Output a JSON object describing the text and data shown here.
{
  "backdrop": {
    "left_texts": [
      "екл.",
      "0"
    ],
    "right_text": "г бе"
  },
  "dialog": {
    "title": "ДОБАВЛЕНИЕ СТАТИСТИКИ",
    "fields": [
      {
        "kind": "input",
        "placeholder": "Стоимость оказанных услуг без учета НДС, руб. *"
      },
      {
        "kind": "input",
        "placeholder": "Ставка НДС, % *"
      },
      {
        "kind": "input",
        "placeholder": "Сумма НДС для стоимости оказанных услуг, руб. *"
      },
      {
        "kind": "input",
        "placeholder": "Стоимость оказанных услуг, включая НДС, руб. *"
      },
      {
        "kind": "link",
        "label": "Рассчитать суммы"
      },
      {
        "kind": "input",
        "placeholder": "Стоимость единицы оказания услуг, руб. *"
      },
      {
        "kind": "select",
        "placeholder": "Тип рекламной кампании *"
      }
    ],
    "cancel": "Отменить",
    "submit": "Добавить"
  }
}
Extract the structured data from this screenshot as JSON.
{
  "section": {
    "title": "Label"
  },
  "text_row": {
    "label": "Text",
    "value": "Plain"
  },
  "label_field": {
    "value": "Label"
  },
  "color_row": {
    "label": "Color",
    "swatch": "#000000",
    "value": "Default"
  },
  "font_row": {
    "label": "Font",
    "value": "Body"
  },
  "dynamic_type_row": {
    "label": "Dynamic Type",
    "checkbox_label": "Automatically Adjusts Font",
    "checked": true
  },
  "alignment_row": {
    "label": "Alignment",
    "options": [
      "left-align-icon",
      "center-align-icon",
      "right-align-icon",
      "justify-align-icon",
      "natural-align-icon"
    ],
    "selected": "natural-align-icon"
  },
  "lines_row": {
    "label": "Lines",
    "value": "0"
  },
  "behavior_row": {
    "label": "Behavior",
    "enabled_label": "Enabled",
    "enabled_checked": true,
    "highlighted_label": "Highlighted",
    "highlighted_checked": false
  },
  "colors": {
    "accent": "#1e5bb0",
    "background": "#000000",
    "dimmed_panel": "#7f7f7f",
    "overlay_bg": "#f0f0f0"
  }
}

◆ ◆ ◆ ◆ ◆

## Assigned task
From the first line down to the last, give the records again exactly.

## Solution for this exercise
Output a JSON object describing the text and data shown here.
{
  "backdrop": {
    "left_texts": [
      "екл.",
      "0"
    ],
    "right_text": "г бе"
  },
  "dialog": {
    "title": "ДОБАВЛЕНИЕ СТАТИСТИКИ",
    "fields": [
      {
        "kind": "input",
        "placeholder": "Стоимость оказанных услуг без учета НДС, руб. *"
      },
      {
        "kind": "input",
        "placeholder": "Ставка НДС, % *"
      },
      {
        "kind": "input",
        "placeholder": "Сумма НДС для стоимости оказанных услуг, руб. *"
      },
      {
        "kind": "input",
        "placeholder": "Стоимость оказанных услуг, включая НДС, руб. *"
      },
      {
        "kind": "link",
        "label": "Рассчитать суммы"
      },
      {
        "kind": "input",
        "placeholder": "Стоимость единицы оказания услуг, руб. *"
      },
      {
        "kind": "select",
        "placeholder": "Тип рекламной кампании *"
      }
    ],
    "cancel": "Отменить",
    "submit": "Добавить"
  }
}
Extract the structured data from this screenshot as JSON.
{
  "section": {
    "title": "Label"
  },
  "text_row": {
    "label": "Text",
    "value": "Plain"
  },
  "label_field": {
    "value": "Label"
  },
  "color_row": {
    "label": "Color",
    "swatch": "#000000",
    "value": "Default"
  },
  "font_row": {
    "label": "Font",
    "value": "Body"
  },
  "dynamic_type_row": {
    "label": "Dynamic Type",
    "checkbox_label": "Automatically Adjusts Font",
    "checked": true
  },
  "alignment_row": {
    "label": "Alignment",
    "options": [
      "left-align-icon",
      "center-align-icon",
      "right-align-icon",
      "justify-align-icon",
      "natural-align-icon"
    ],
    "selected": "natural-align-icon"
  },
  "lines_row": {
    "label": "Lines",
    "value": "0"
  },
  "behavior_row": {
    "label": "Behavior",
    "enabled_label": "Enabled",
    "enabled_checked": true,
    "highlighted_label": "Highlighted",
    "highlighted_checked": false
  },
  "colors": {
    "accent": "#1e5bb0",
    "background": "#000000",
    "dimmed_panel": "#7f7f7f",
    "overlay_bg": "#f0f0f0"
  }
}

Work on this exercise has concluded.